Research subject areas:
Peace-building, reconciliation, conflict transformation, Arts, Culture and Media, visual, participatory and arts based methods
Dr Tiffany Fairey is a Research Associate in the Department of War Studies at Kings College London. She has worked for 20 years with participatory visual arts and media as a researcher, practitioner and educator. Co-founder and director (1999-2009) of PhotoVoice, she has been involved in more than 40 participatory photography and digital media projects with communities and partners in the UK and internationally. Her research is concerned with inter-disciplinary enquiry into the ethics and impact of participatory visual work and arts-based interventions and research methods in post-conflict, conflict transformation and community settings.
Since 2017 Fairey has worked as a Research Associate on the AHRC / GCRF funded, ‘Art & Reconciliation’, exploring the role of the arts and artists in reconciliation processes. She is also PI of Changing the Story BiH / Youth Speaks, a youth driven participatory film-making project in Bosnia and Herzegovina. In these projects she is especially concerned with the role of arts and media in inclusive peace-building from below. Her PhD research sought to re-frame the promise of participatory photography, problematizing its claims to ‘empower’, ‘give voice’ and enable social change by re-imaging its critical and emancipatory potential through longitudinal research and case-studies of projects in the UK, Nepal and Peru. Her publications include practitioner resources on participatory and therapeutic photography and academic articles on the politics of voice in participatory visual projects, evaluating the impact of arts interventions and participatory arts and peace-building.
Fairey holds a PhD in Visual Sociology (Goldsmiths College), a post-graduate diploma in Community Arts (Goldsmiths College) and an MA in Social Anthropology (Edinburgh University). She lived in Latin America for 9 years. Her work has been recognised with various awards including Best New Charity for PhotoVoice at The Charity Awards (2004) and the Royal Photographic Society’s Hood Medal for outstanding advance in photography for public service (2010).
- Participatory and inclusive peace-building
- Dialogue and conflict transformation
- Reconciliation, healing and trauma
- Visual and action research methods
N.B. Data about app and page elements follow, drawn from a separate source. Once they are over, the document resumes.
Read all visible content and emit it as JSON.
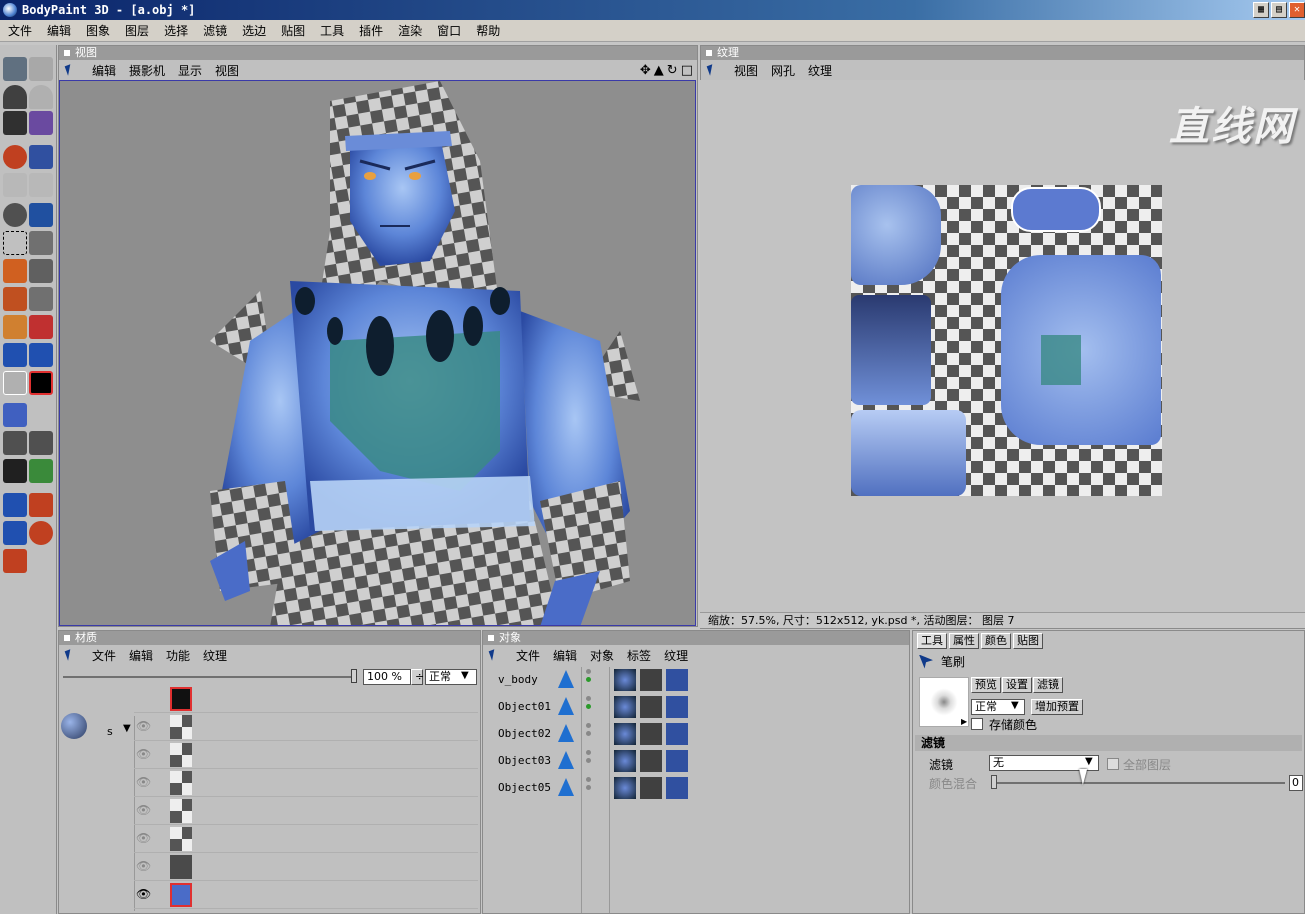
{
  "window": {
    "title": "BodyPaint 3D - [a.obj *]"
  },
  "menubar": {
    "items": [
      "文件",
      "编辑",
      "图象",
      "图层",
      "选择",
      "滤镜",
      "选边",
      "贴图",
      "工具",
      "插件",
      "渲染",
      "窗口",
      "帮助"
    ]
  },
  "viewport": {
    "title": "视图",
    "menu": [
      "编辑",
      "摄影机",
      "显示",
      "视图"
    ],
    "nav_icons": [
      "move-icon",
      "zoom-icon",
      "rotate-icon",
      "maximize-icon"
    ]
  },
  "texture": {
    "title": "纹理",
    "menu": [
      "视图",
      "网孔",
      "纹理"
    ],
    "watermark": "直线网",
    "status": "缩放：57.5%, 尺寸：512x512, yk.psd *, 活动图层： 图层 7"
  },
  "materials": {
    "title": "材质",
    "menu": [
      "文件",
      "编辑",
      "功能",
      "纹理"
    ],
    "opacity": "100 %",
    "blend": "正常",
    "channel_letter": "s",
    "layer_count": 9
  },
  "objects": {
    "title": "对象",
    "menu": [
      "文件",
      "编辑",
      "对象",
      "标签",
      "纹理"
    ],
    "items": [
      "v_body",
      "Object01",
      "Object02",
      "Object03",
      "Object05"
    ]
  },
  "attributes": {
    "tabs": [
      "工具",
      "属性",
      "颜色",
      "贴图"
    ],
    "tool_name": "笔刷",
    "preview_buttons": [
      "预览",
      "设置",
      "滤镜"
    ],
    "mode": "正常",
    "add_preset": "增加预置",
    "store_color": "存储颜色",
    "section": "滤镜",
    "filter_label": "滤镜",
    "filter_value": "无",
    "all_layers": "全部图层",
    "color_mix": "颜色混合",
    "mix_value": "0"
  },
  "colors": {
    "accent": "#3a3aa8",
    "panel": "#c0c0c0",
    "title_gradient_start": "#0a246a"
  }
}
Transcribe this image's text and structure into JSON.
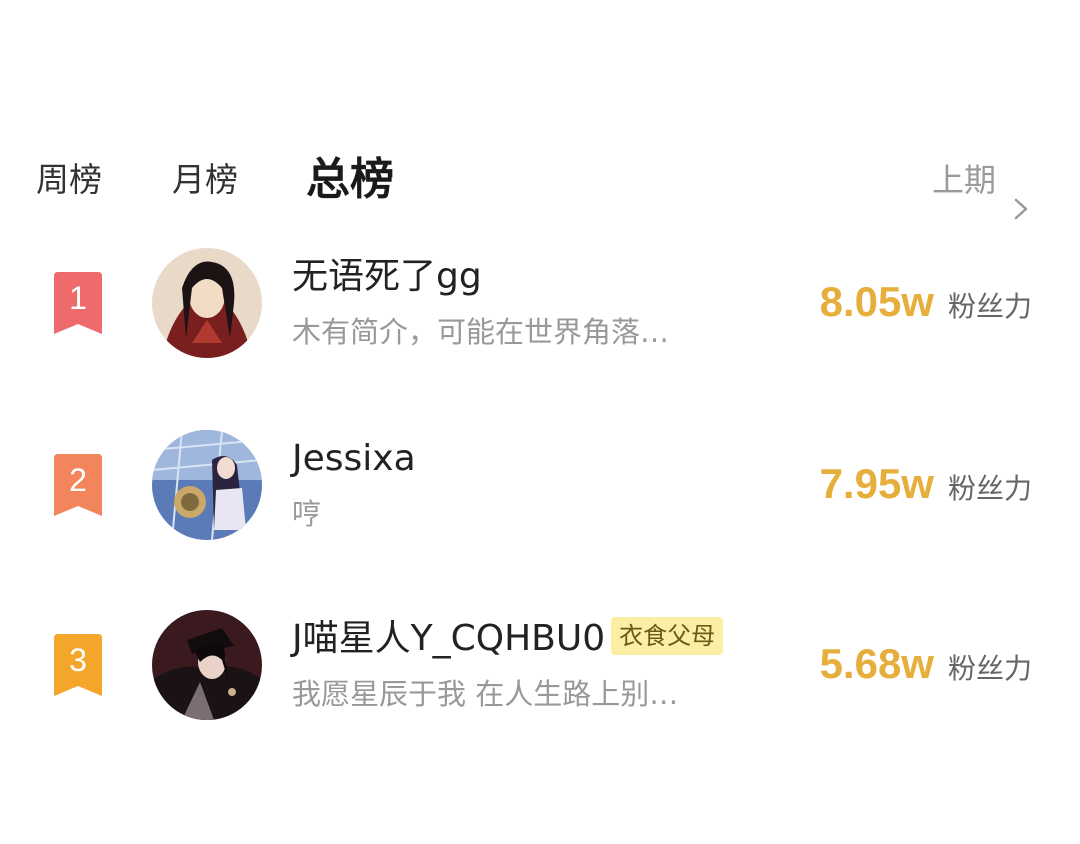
{
  "tabs": {
    "week": "周榜",
    "month": "月榜",
    "all": "总榜",
    "active": "all"
  },
  "prev_period": {
    "label": "上期",
    "icon": "chevron-right-icon"
  },
  "colors": {
    "accent_score": "#e6ae3b",
    "rank1": "#ef6b6b",
    "rank2": "#f2855c",
    "rank3": "#f4a62a",
    "tag_bg": "#fcefa4"
  },
  "ranking": [
    {
      "rank": "1",
      "name": "无语死了gg",
      "tag": "",
      "bio": "木有简介，可能在世界角落…",
      "score": "8.05w",
      "score_label": "粉丝力"
    },
    {
      "rank": "2",
      "name": "Jessixa",
      "tag": "",
      "bio": "哼",
      "score": "7.95w",
      "score_label": "粉丝力"
    },
    {
      "rank": "3",
      "name": "J喵星人Y_CQHBU0",
      "tag": "衣食父母",
      "bio": "我愿星辰于我 在人生路上别…",
      "score": "5.68w",
      "score_label": "粉丝力"
    }
  ]
}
- Participatory and community arts and media
- Collaborative and participatory (visual) approaches
- Arts evaluation and impact
See here for a full list of publications.
Fairey developed PhotoVoice’s participatory photography training and has run numerous courses on participatory photography methods with visual practitioners, NGOs and universities in the UK and internationally. In addition she has developed courses in Photography for Health Researchers (Kings College London) and Participatory Photography for Peace-builders (Centre for Justice and Peace-building, EMU). She has supervised undergraduate and masters dissertations at London College of Communications and mentored students undertaking participatory visual research in community settings.
Fairey started her career in civil society and community work, founding and building the international charity PhotoVoice. This work was recognised with various awards including winner of best arts and culture charity (The Charity Awards 2003), winner of best new charity (The Charity Awards 2004), winner of Wavemaker Award (2007), shortlisted as Young Philanthropist of the Year (2005) and The Hood Medal for outstanding advance for photography in public service, Royal Photographic Society (2010).
As a researcher her work often involves participatory action research and impact assessment with communities and civil society organisations. Fairey mentors and advises arts practitioners, visual researchers and civil society, community and NGO initiatives on participatory visual projects, monitoring and evaluation and strategic programme development. She is an advisor to Voice of Freedom and is on the advisory board of Post Conflict Research Centre. She was academic reviewer for Save the Children’s research into their image-making, The People in the Pictures, research that has shaped a re-invigorated debate into image-making practices in the NGO sector with the establishment of a sectorial working group that advises NGOs communications professionals on ethical image-making.